Surface-discharge lamp zaps away lead paint

Engineers at Phoenix Science and Technology (Chelmsford, MA) have demonstrated an optical approach to cleaning up the stubborn problem of lead paint in older housing; in the technique, short, intense pulses of light vaporize the paint’s surface layer, which can be vacuumed and collected in a filter.

Jan 1st, 2007
Th 0701lfw Nwsbk2

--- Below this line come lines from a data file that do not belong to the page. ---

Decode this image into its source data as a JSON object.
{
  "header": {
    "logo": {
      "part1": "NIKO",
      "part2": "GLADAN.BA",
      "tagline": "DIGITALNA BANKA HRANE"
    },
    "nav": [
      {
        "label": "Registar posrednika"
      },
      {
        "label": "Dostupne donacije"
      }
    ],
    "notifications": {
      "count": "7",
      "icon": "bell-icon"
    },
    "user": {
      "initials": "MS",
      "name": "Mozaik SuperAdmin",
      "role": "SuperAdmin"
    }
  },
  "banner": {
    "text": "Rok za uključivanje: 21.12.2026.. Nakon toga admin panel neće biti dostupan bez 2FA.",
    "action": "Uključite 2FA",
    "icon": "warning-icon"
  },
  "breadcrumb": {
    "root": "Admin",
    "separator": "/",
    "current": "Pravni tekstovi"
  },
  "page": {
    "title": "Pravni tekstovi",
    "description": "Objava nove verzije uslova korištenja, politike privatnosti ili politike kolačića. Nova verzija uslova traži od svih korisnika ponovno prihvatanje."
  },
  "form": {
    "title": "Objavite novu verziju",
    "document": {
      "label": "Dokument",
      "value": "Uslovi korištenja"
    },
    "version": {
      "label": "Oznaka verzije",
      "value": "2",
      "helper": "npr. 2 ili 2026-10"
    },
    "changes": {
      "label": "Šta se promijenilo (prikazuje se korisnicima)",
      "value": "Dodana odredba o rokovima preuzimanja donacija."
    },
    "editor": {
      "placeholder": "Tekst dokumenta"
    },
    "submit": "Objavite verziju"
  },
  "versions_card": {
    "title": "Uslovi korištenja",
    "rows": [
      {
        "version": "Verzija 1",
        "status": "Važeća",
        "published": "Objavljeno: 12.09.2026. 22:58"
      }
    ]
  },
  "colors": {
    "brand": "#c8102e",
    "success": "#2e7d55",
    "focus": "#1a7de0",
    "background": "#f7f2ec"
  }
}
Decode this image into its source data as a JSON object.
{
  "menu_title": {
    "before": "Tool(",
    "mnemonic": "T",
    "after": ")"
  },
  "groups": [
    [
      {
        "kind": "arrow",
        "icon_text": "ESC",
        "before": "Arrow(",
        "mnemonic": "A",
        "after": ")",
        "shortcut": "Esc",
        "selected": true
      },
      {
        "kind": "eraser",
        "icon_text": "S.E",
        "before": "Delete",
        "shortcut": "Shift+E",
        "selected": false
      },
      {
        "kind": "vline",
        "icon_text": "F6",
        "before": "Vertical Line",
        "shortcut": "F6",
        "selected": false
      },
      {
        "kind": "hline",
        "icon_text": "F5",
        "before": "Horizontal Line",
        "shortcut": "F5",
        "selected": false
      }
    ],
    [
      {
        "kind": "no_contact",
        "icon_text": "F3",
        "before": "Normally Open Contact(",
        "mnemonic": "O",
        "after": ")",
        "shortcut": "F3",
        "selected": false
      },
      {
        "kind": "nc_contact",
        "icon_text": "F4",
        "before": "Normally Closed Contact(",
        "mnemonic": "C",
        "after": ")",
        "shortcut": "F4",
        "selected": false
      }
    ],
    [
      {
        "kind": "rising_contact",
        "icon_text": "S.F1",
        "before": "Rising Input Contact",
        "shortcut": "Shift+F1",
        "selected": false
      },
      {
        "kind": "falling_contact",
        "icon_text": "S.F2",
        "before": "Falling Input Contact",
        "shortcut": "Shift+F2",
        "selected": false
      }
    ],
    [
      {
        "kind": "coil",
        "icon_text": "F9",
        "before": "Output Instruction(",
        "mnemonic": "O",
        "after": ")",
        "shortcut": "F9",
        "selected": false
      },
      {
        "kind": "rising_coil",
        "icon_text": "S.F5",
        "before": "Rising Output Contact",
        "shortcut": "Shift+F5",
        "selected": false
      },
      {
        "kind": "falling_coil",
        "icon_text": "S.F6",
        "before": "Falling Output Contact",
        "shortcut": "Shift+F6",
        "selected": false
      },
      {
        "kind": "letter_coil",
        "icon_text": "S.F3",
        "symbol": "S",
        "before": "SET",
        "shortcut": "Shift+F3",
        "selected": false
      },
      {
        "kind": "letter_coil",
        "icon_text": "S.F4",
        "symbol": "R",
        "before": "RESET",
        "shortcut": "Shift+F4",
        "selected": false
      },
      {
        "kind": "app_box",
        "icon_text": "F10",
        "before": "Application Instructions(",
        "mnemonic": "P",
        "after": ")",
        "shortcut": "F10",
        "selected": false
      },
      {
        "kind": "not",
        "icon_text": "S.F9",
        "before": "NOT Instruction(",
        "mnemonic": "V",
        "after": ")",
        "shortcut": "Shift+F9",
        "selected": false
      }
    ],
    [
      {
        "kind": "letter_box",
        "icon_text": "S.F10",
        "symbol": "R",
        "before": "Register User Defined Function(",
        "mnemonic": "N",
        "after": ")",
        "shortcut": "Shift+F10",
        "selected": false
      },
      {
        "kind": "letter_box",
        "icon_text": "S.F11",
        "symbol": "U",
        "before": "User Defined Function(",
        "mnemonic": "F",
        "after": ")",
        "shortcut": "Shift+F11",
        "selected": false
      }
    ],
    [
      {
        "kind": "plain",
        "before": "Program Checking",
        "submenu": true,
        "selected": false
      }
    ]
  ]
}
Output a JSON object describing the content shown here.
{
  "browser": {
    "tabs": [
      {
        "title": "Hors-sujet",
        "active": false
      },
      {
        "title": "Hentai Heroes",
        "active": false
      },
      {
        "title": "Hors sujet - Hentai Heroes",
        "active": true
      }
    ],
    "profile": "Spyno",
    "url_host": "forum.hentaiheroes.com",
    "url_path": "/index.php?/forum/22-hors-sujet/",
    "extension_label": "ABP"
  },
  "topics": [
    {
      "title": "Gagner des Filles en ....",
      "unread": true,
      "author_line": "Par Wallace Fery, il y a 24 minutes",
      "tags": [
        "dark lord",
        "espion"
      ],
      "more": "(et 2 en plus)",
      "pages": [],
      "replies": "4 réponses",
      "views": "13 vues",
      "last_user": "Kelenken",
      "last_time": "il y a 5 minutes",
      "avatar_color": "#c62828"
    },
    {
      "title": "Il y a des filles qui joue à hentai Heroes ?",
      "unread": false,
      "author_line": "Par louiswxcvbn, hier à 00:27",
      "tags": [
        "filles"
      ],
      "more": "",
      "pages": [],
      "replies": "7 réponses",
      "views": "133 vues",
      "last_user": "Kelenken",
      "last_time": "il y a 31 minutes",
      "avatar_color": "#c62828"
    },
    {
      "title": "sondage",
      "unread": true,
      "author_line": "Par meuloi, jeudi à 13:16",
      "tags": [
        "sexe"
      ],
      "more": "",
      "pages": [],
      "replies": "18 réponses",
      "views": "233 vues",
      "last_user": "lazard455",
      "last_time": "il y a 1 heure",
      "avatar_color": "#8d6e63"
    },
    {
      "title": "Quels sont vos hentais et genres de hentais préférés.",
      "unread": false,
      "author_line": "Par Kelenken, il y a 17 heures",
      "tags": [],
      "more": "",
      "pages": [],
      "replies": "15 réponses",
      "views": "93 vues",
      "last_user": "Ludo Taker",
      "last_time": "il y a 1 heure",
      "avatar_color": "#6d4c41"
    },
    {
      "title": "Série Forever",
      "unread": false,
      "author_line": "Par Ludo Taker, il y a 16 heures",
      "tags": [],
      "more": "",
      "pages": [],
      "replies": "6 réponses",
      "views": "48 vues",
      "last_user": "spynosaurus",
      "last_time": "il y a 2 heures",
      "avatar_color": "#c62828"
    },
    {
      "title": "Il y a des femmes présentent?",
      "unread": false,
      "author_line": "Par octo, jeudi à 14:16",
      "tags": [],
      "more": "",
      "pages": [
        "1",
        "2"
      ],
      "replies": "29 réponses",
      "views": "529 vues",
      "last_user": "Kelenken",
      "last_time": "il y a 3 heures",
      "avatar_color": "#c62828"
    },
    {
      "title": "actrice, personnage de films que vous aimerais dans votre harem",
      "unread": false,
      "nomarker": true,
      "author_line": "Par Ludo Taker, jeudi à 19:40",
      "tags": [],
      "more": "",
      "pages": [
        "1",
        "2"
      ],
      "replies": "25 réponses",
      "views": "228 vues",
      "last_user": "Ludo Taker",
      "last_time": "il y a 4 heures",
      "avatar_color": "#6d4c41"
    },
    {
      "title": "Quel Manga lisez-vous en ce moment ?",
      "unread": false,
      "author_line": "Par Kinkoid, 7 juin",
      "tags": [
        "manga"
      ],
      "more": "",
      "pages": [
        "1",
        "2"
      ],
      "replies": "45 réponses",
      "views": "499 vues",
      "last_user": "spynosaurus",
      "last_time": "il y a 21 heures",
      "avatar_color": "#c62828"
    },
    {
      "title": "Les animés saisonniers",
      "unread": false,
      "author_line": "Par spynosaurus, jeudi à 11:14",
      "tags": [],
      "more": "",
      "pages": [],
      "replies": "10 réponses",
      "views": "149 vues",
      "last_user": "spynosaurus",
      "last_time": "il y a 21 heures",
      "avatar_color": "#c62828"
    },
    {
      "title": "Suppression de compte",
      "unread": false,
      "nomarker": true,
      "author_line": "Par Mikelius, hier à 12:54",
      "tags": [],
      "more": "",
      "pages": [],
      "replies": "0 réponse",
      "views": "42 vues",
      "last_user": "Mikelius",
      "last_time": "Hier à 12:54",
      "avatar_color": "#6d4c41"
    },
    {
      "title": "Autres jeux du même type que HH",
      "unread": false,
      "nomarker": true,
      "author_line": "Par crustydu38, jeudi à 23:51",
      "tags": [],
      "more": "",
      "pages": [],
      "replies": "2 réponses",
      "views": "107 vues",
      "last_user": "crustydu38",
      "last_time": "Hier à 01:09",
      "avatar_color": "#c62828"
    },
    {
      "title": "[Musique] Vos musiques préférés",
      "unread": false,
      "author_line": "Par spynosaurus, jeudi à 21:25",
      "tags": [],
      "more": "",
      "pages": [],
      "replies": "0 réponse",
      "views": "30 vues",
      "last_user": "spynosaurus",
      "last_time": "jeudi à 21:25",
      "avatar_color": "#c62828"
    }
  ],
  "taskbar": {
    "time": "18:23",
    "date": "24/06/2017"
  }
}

Engineers at Phoenix Science and Technology (Chelmsford, MA) have demonstrated an optical approach to cleaning up the stubborn problem of lead paint in older housing; in the technique, short, intense pulses of light vaporize the paint’s surface layer, which can be vacuumed and collected in a filter. Although pulsed lasers can strip paint from aircraft, they are too expensive and complex to use for removing lead paint from housing, says Phoenix founder Ray Schaefer, while flashlamps don’t generate pulses that are short and intense enough. But Schaefer has developed a new type of lamp (top) in which a surface discharge (bottom) forms along a dielectric cylinder in the center of a xenon-filled tube. Separating the discharge from the outer glass tube allows the surface-discharge lamp to operate at higher energy and generate pulses shorter than 100 µs.

Click here to enlarge image

Laboratory tests of a paint-removal system built around the lamp showed that zapping a piece of wood coated with two coats of dark-green lead paint reduced lead levels from 1.7 to 0.44 mg/cm2, meeting Environmental Protection Agency requirements. White lead paint absorbs much less visible light, but the lamp has peak emission in the UV, where all lead paints absorb strongly. Phoenix has a follow-up grant from the Department of Housing and Urban Development to develop a truck-mounted system for tests with a lead-abatement program in Lowell, Massachusetts. Contact Ray Schaefer at rschaefer@phoenixsandt.com.

More in Research